    For American audiences and policymakers alike, cyber activities in Crimea provide a chilling reminder that cyberspace is emerging as a 21st-century global battlefield.

    Apr 7, 2014 U.S. News & World Report

  • Jiuquan Satellite Launch Center, Gansu province

    Satellites for Rent

    Reports earlier this year that the U.S. Department of Defense leased a Chinese satellite to support military operations in Africa sparked concern that the arrangement could compromise control over U.S. military communications, or, worse, allow Chinese intelligence gatherers access to privileged military data.

    Nov 8, 2013 U.S. News & World Report

  • A soldier with the Army's intelligence community demonstrated use of a portion of the Army's Distributed Common Ground System

    Calling for a Time-Out in the Army Intelligence Software Debate

    The Army's Distributed Common Ground System (DCGS) program has been getting much attention from Congress, and its future was the subject of a heated exchange between the Army's Chief of Staff General Raymond Odierno and Representative Duncan Hunter in May.

    Aug 21, 2013 The RAND Blog

  • Could Bin Laden's Death Prompt a Cyber Attack?

    A truly monumental attack that could cripple key U.S. computer systems — something akin to the Stuxnet worms attack on Iran's nuclear infrastructure, for example — would take many months of planning, significant expertise, and a great deal of money to pull off, writes Isaac Porche.

    May 6, 2011 and

  • Stuxnet Is the World's Problem
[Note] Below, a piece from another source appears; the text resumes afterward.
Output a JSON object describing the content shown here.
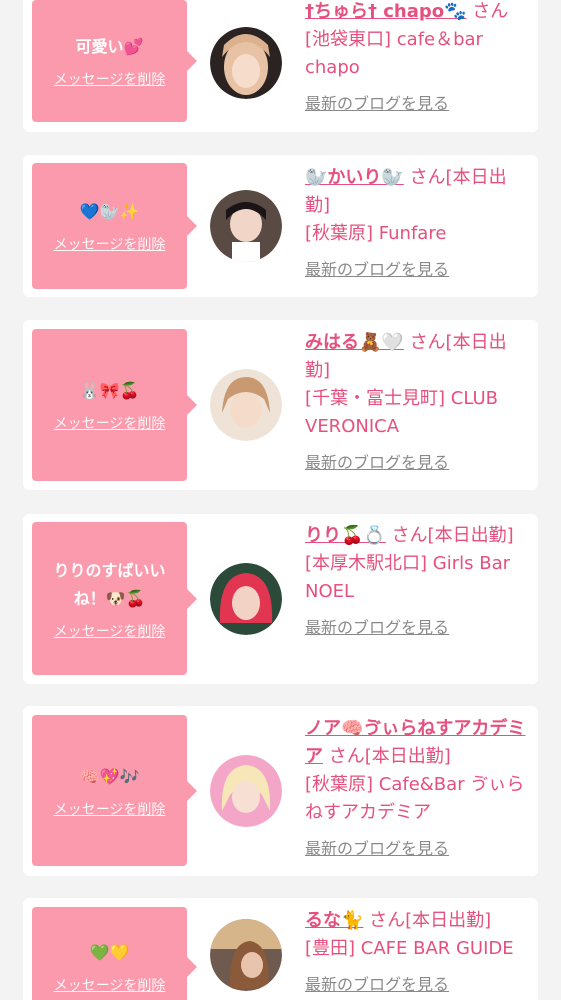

    The highly sophisticated Stuxnet computer worm suspected of sending Iran's nuclear centrifuges into self-destruction mode forces a difficult debate on whether longstanding firewalls in our country's democracy should be breached for the sake of national security, writes Isaac Porche.

    Dec 9, 2010 Bulletin of the Atomic Scientists